Lee is happy enough with her lot in life as the proud wife of a small-town history professor, mother of three grown children, contentedly rooted in the house she was raised in. But with the small-press publication of her memoir about traveling with her extraordinary grandmother, Lee begins to fret over the past, especially that London summer she met Simon and experienced first love—maybe, she realizes unsettlingly all these years later, her only true love. This is a sticky situation for a happily married woman, but how happy is she really? Lee begins to consider her safe choices: staying put in Maine, marrying stolid Ben very shortly after her parents’ accidental death, becoming the ever-helpful cheerleader to her husband’s never-finished study of a dull Maine lumberjack, and of course suppressing the reckless passion she felt for Simon. Much of the story travels back to Lee and Simon’s meeting, their parting and pledging of eternal love, and the one-night stand they had in their 30s, when Lee and Ben spent an academic summer abroad in London. To the novel’s detriment, Lee’s tale makes a pale footnote to her memories of Grandmother Marguerite, a memorable beauty and a real grande dame, bejeweled, adulterous, and spoiled, feasting on the banquet of life. Part of Lee’s problem, we quickly see, is that she feels small under Marguerite’s consuming shadow, but that insight doesn’t help the plot much. Now 50 and increasingly obsessed with Simon, Lee manages a trip to England to see whether the real man can live up to the exalted memory. And if he does, then what? The talented Medwed, author of two endearingly witty previous novels (Host Family, 2000, etc.), has lost her timing this go-round, with a sad heaviness and some not particularly funny jokes replacing her former comic charm.

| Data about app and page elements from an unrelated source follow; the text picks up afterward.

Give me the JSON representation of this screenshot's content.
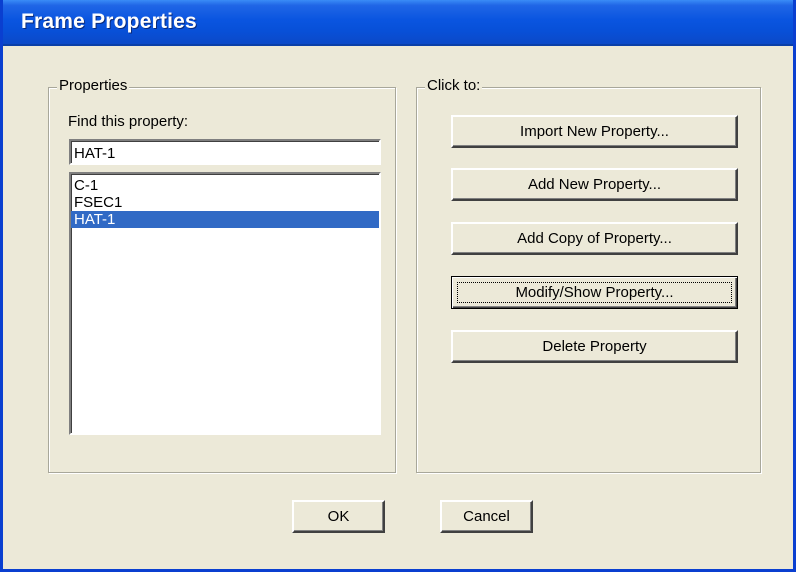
{
  "window": {
    "title": "Frame Properties"
  },
  "properties_group": {
    "legend": "Properties",
    "find_label": "Find this property:",
    "find_value": "HAT-1",
    "items": [
      "C-1",
      "FSEC1",
      "HAT-1"
    ],
    "selected_item": "HAT-1"
  },
  "click_group": {
    "legend": "Click to:",
    "import_label": "Import New Property...",
    "add_label": "Add New Property...",
    "copy_label": "Add Copy of Property...",
    "modify_label": "Modify/Show Property...",
    "delete_label": "Delete Property"
  },
  "footer": {
    "ok_label": "OK",
    "cancel_label": "Cancel"
  },
  "colors": {
    "title_bar": "#0a55e0",
    "selection": "#316ac5",
    "face": "#ece9d8"
  }
}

Occasionally funny and touching but, overall, a disappointment.